_Provided records_:
--------------------------------------------------
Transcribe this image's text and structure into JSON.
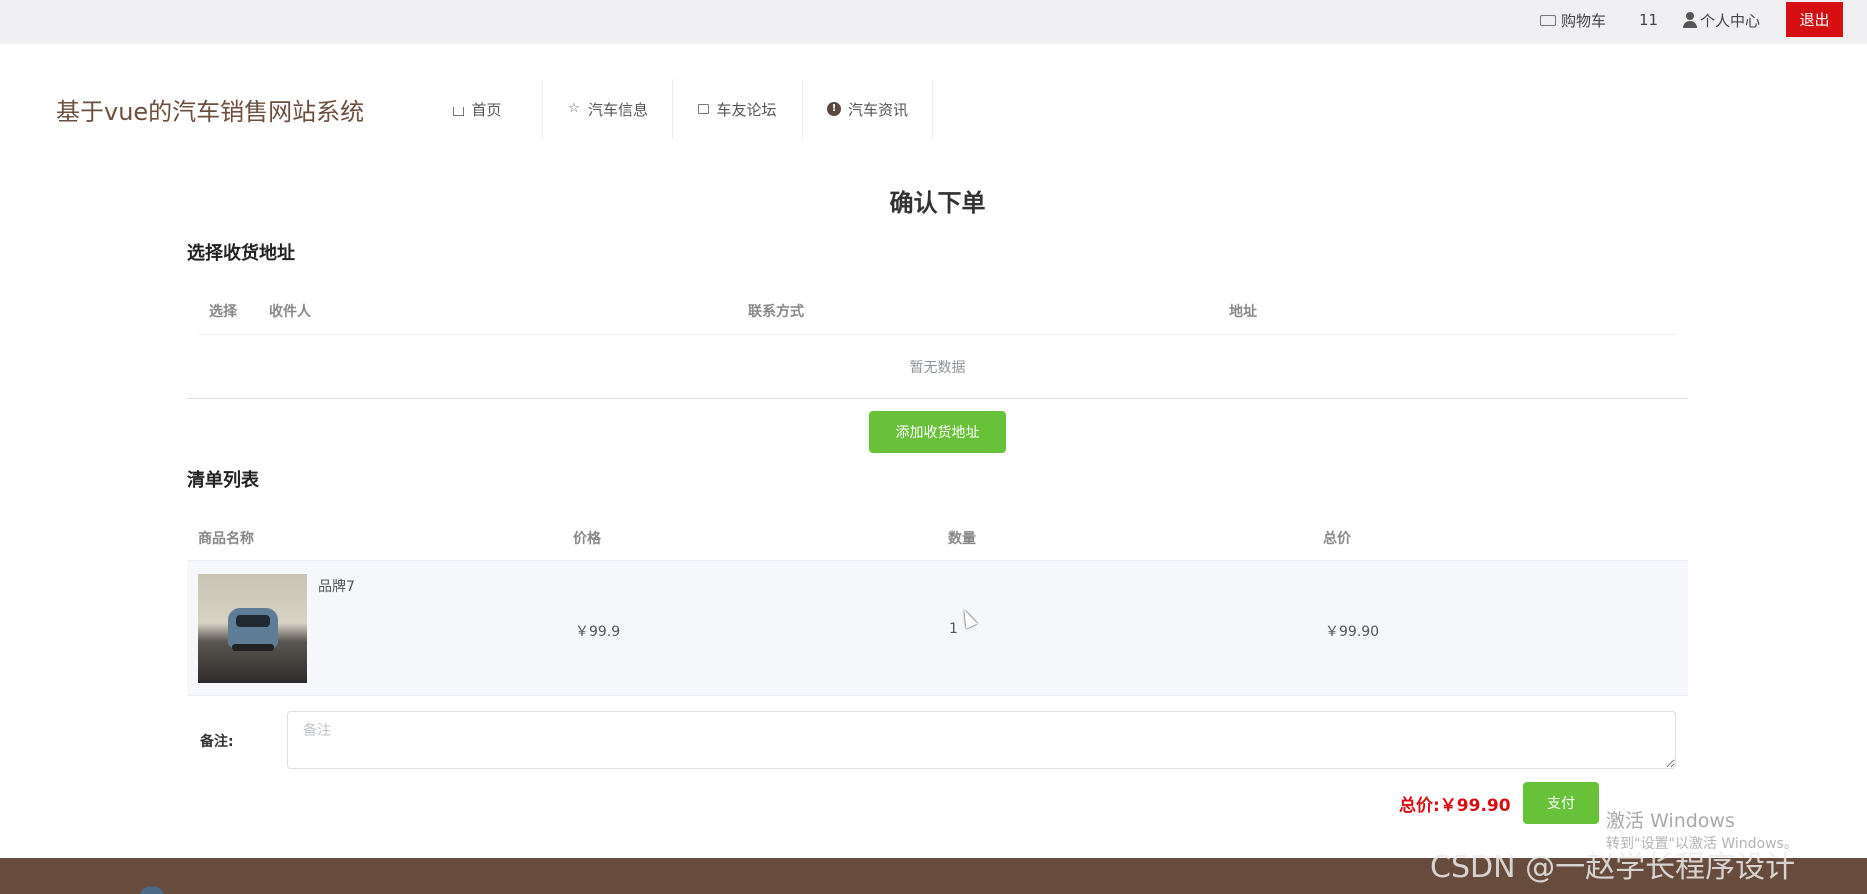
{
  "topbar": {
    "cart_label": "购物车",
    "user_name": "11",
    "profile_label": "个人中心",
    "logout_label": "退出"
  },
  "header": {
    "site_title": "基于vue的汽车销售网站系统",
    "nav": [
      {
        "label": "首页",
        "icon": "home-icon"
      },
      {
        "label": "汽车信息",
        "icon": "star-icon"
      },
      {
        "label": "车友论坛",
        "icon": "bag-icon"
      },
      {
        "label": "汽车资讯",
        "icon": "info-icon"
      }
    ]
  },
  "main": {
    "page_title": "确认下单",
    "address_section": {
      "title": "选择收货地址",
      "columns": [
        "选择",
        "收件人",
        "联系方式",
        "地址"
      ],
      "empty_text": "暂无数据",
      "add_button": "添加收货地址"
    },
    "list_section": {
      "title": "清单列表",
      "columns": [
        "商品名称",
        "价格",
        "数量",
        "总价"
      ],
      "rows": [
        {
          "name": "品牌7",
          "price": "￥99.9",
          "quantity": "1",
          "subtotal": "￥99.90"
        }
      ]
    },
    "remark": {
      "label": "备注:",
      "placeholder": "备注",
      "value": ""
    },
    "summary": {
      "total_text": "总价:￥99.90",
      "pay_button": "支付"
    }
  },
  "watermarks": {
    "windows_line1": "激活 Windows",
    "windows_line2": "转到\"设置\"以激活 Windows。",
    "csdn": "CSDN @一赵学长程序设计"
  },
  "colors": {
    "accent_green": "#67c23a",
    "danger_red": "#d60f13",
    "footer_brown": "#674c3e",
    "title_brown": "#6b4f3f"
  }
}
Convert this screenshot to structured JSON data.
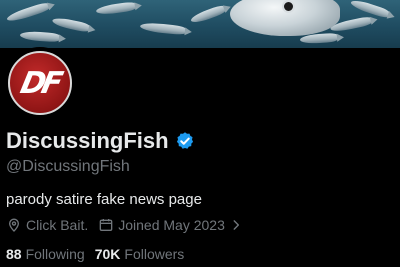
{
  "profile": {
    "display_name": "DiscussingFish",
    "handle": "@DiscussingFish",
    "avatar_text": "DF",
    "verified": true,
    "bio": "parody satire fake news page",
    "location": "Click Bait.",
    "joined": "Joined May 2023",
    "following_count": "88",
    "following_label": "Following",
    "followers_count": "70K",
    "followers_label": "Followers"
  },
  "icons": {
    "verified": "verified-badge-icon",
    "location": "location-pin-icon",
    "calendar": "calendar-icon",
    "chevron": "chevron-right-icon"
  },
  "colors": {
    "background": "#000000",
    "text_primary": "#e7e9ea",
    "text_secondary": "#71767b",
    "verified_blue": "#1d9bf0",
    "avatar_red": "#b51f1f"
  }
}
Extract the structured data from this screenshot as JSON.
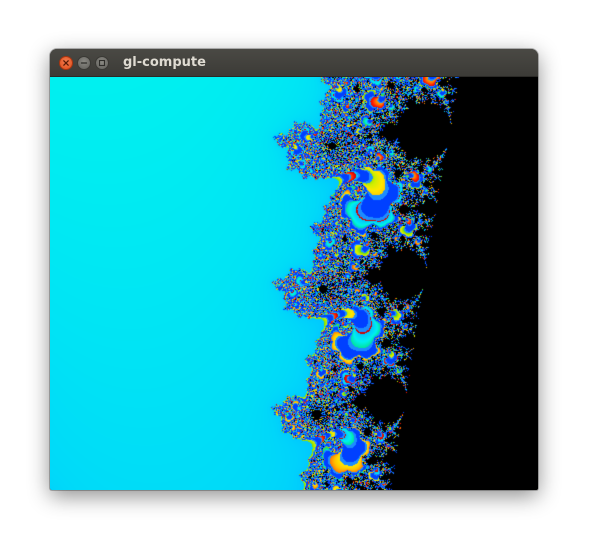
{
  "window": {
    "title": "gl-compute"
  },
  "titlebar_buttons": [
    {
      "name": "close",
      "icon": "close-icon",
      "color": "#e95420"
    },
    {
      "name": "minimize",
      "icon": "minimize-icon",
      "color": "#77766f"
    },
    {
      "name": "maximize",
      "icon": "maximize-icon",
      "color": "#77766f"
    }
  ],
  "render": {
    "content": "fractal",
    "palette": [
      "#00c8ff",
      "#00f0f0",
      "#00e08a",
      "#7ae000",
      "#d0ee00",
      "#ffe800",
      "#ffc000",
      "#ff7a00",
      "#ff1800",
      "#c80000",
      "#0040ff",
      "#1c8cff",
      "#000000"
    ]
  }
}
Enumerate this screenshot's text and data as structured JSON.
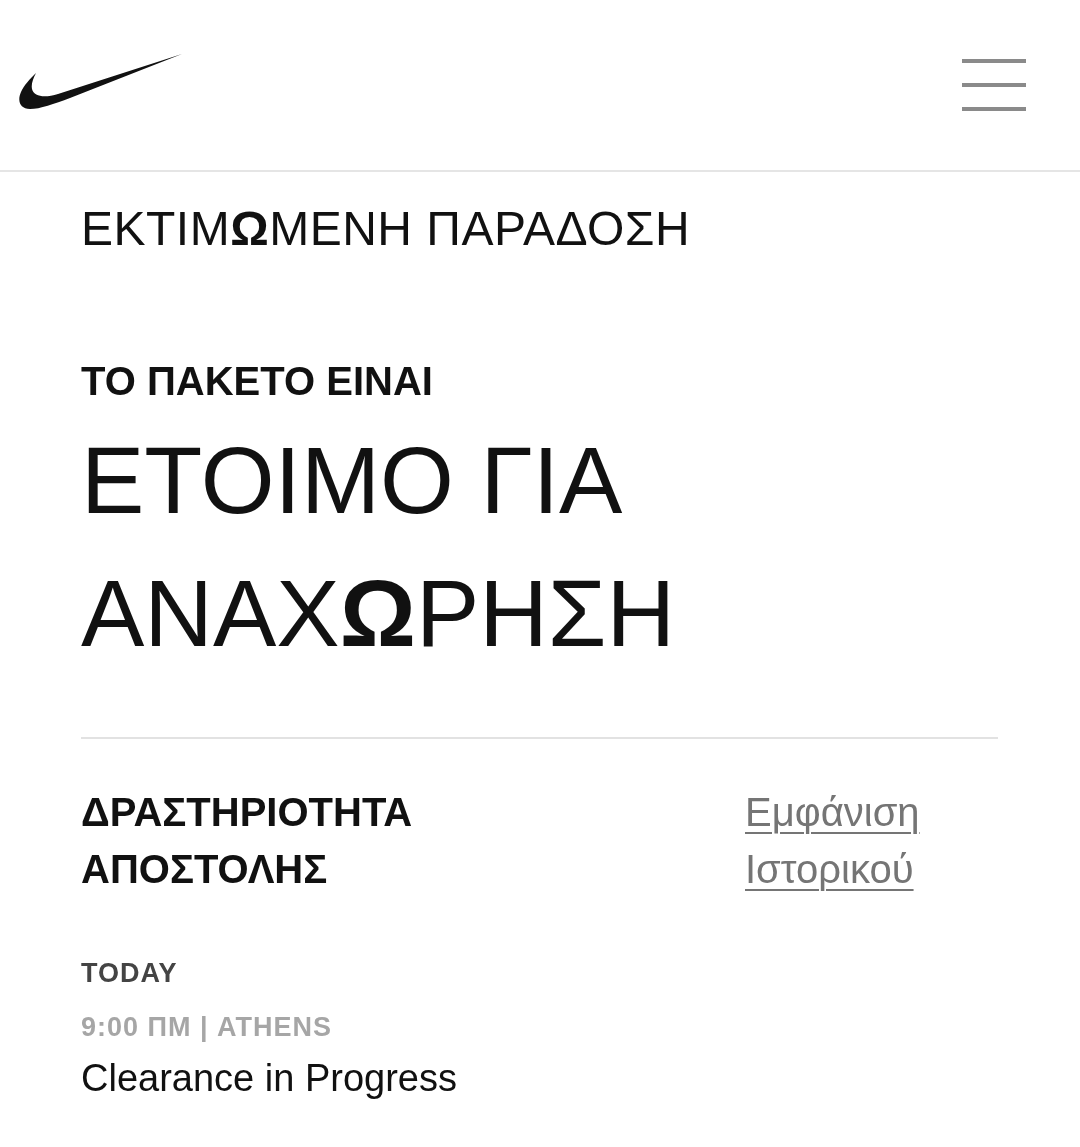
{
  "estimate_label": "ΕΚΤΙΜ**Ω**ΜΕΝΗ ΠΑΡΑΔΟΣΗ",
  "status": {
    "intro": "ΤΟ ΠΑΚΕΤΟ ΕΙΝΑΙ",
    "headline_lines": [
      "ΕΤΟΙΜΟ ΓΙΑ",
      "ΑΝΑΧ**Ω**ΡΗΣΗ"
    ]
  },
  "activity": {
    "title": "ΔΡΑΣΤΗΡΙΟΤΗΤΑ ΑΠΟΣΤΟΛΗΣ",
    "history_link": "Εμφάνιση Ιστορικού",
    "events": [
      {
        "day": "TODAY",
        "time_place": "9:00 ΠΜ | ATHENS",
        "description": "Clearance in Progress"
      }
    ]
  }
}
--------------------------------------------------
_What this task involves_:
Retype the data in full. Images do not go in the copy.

_Solution_:
Transcribe this image's text and structure into JSON.
{
  "topbar": {
    "cart_label": "购物车",
    "user_name": "11",
    "profile_label": "个人中心",
    "logout_label": "退出"
  },
  "header": {
    "site_title": "基于vue的汽车销售网站系统",
    "nav": [
      {
        "label": "首页",
        "icon": "home-icon"
      },
      {
        "label": "汽车信息",
        "icon": "star-icon"
      },
      {
        "label": "车友论坛",
        "icon": "bag-icon"
      },
      {
        "label": "汽车资讯",
        "icon": "info-icon"
      }
    ]
  },
  "main": {
    "page_title": "确认下单",
    "address_section": {
      "title": "选择收货地址",
      "columns": [
        "选择",
        "收件人",
        "联系方式",
        "地址"
      ],
      "empty_text": "暂无数据",
      "add_button": "添加收货地址"
    },
    "list_section": {
      "title": "清单列表",
      "columns": [
        "商品名称",
        "价格",
        "数量",
        "总价"
      ],
      "rows": [
        {
          "name": "品牌7",
          "price": "￥99.9",
          "quantity": "1",
          "subtotal": "￥99.90"
        }
      ]
    },
    "remark": {
      "label": "备注:",
      "placeholder": "备注",
      "value": ""
    },
    "summary": {
      "total_text": "总价:￥99.90",
      "pay_button": "支付"
    }
  },
  "watermarks": {
    "windows_line1": "激活 Windows",
    "windows_line2": "转到\"设置\"以激活 Windows。",
    "csdn": "CSDN @一赵学长程序设计"
  },
  "colors": {
    "accent_green": "#67c23a",
    "danger_red": "#d60f13",
    "footer_brown": "#674c3e",
    "title_brown": "#6b4f3f"
  }
}
Convert this screenshot to structured JSON data.
{
  "profile": {
    "display_name": "DiscussingFish",
    "handle": "@DiscussingFish",
    "avatar_text": "DF",
    "verified": true,
    "bio": "parody satire fake news page",
    "location": "Click Bait.",
    "joined": "Joined May 2023",
    "following_count": "88",
    "following_label": "Following",
    "followers_count": "70K",
    "followers_label": "Followers"
  },
  "icons": {
    "verified": "verified-badge-icon",
    "location": "location-pin-icon",
    "calendar": "calendar-icon",
    "chevron": "chevron-right-icon"
  },
  "colors": {
    "background": "#000000",
    "text_primary": "#e7e9ea",
    "text_secondary": "#71767b",
    "verified_blue": "#1d9bf0",
    "avatar_red": "#b51f1f"
  }
}
Extract the structured data from this screenshot as JSON.
{
  "window": {
    "title": "gl-compute"
  },
  "titlebar_buttons": [
    {
      "name": "close",
      "icon": "close-icon",
      "color": "#e95420"
    },
    {
      "name": "minimize",
      "icon": "minimize-icon",
      "color": "#77766f"
    },
    {
      "name": "maximize",
      "icon": "maximize-icon",
      "color": "#77766f"
    }
  ],
  "render": {
    "content": "fractal",
    "palette": [
      "#00c8ff",
      "#00f0f0",
      "#00e08a",
      "#7ae000",
      "#d0ee00",
      "#ffe800",
      "#ffc000",
      "#ff7a00",
      "#ff1800",
      "#c80000",
      "#0040ff",
      "#1c8cff",
      "#000000"
    ]
  }
}
Enumerate this screenshot's text and data as structured JSON.
{
  "estimate_label": "ΕΚΤΙΜ**Ω**ΜΕΝΗ ΠΑΡΑΔΟΣΗ",
  "status": {
    "intro": "ΤΟ ΠΑΚΕΤΟ ΕΙΝΑΙ",
    "headline_lines": [
      "ΕΤΟΙΜΟ ΓΙΑ",
      "ΑΝΑΧ**Ω**ΡΗΣΗ"
    ]
  },
  "activity": {
    "title": "ΔΡΑΣΤΗΡΙΟΤΗΤΑ ΑΠΟΣΤΟΛΗΣ",
    "history_link": "Εμφάνιση Ιστορικού",
    "events": [
      {
        "day": "TODAY",
        "time_place": "9:00 ΠΜ | ATHENS",
        "description": "Clearance in Progress"
      }
    ]
  }
}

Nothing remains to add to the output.